China ties provide lines of defense: Ma
CNATAIPEI -- President Ma Ying-jeou identified Wednesday what he described as “three lines of defense” for Taiwan, the first of which is institutionalized relations with mainland China.
June 2, 2011, 11:22 pm TWN
The other two are Taiwan's soft power and international support for the country, according to Ma.
Speaking during a promotion ceremony for Ministry of Defense cadres, Ma said that since his inauguration in 2008, he has been working to improve cross-Taiwan Strait relations, and has reached 15 agreements and one consensus with China over the past three years.
Ma said his efforts are aimed at institutionalizing relations between the two sides of the Taiwan Strait, which will help stop either party from taking unilateral action to change the status quo or using non-peaceful means to resolve cross-strait disputes.
“They will hesitate to make a move because of the high stakes involved. This is exactly what Sun Tzu discusses in his classic 'The Art of War' about 'the highest form of generalship is to balk the enemy's plan,'” Ma said.
He said Taiwan needs also to combine its economic power with diplomacy to show the world the country's national strength and soft power.
Over the past three years, he noted, Taiwan has participated in many international humanitarian aid projects in countries struck by natural catastrophes.

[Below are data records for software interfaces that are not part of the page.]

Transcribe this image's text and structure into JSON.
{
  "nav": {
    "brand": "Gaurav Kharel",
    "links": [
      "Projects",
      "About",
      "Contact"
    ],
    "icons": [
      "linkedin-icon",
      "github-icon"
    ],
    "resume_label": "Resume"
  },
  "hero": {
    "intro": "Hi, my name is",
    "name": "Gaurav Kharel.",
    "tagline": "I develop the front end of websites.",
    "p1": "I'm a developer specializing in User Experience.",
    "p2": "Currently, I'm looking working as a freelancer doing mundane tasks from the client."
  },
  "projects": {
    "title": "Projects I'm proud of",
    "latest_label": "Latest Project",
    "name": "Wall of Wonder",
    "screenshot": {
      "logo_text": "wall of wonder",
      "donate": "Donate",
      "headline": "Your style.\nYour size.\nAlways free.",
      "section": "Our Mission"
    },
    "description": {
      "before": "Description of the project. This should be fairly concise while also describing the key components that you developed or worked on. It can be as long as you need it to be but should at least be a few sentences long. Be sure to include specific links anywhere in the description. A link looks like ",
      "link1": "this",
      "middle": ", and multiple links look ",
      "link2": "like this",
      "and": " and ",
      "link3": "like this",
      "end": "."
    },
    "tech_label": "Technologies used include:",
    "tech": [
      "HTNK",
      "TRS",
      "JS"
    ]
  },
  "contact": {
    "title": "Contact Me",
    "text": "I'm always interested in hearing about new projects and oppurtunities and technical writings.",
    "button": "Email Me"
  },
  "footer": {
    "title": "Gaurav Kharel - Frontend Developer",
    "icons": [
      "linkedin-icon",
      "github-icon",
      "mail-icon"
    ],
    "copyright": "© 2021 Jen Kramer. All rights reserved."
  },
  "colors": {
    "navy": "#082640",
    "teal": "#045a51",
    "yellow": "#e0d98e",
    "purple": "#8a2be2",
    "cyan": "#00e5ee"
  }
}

These include the March 11 earthquake and tsunami in Japan, for which Taiwan has donated nearly NT$6 billion, he added.
Finally, the president said, Taiwan should seek to obtain as much international support as possible so as to beef up its security.
Although Taiwan maintains diplomatic relations with only 23 countries, Taiwanese citizens can now visit 114 countries or areas visa-free or with landing visas, which is an unprecedented achievement, Ma said.
He emphasized the importance of the armed forces maintaining a crucial deterrent to China's military threat so as to uphold cross-strait peace.
He also discussed related issues while receiving a group of foreign experts who were in Taiwan to attend the 2011 International Law Association Asia-Pacific Regional Conference.
He pointed out that most problems Taiwan has encountered internationally stem from cross-strait confrontation. Taiwan's efforts to ease cross-strait tensions have helped expand the country's participation in international organizations.
In a further effort to resolve the cross-strait deadlock, Ma added, he has proposed that the two sides of the strait deal with each other based on the principles of “mutual non-recognition of each other's sovereignty and mutual non-denial of each other's jurisdiction.”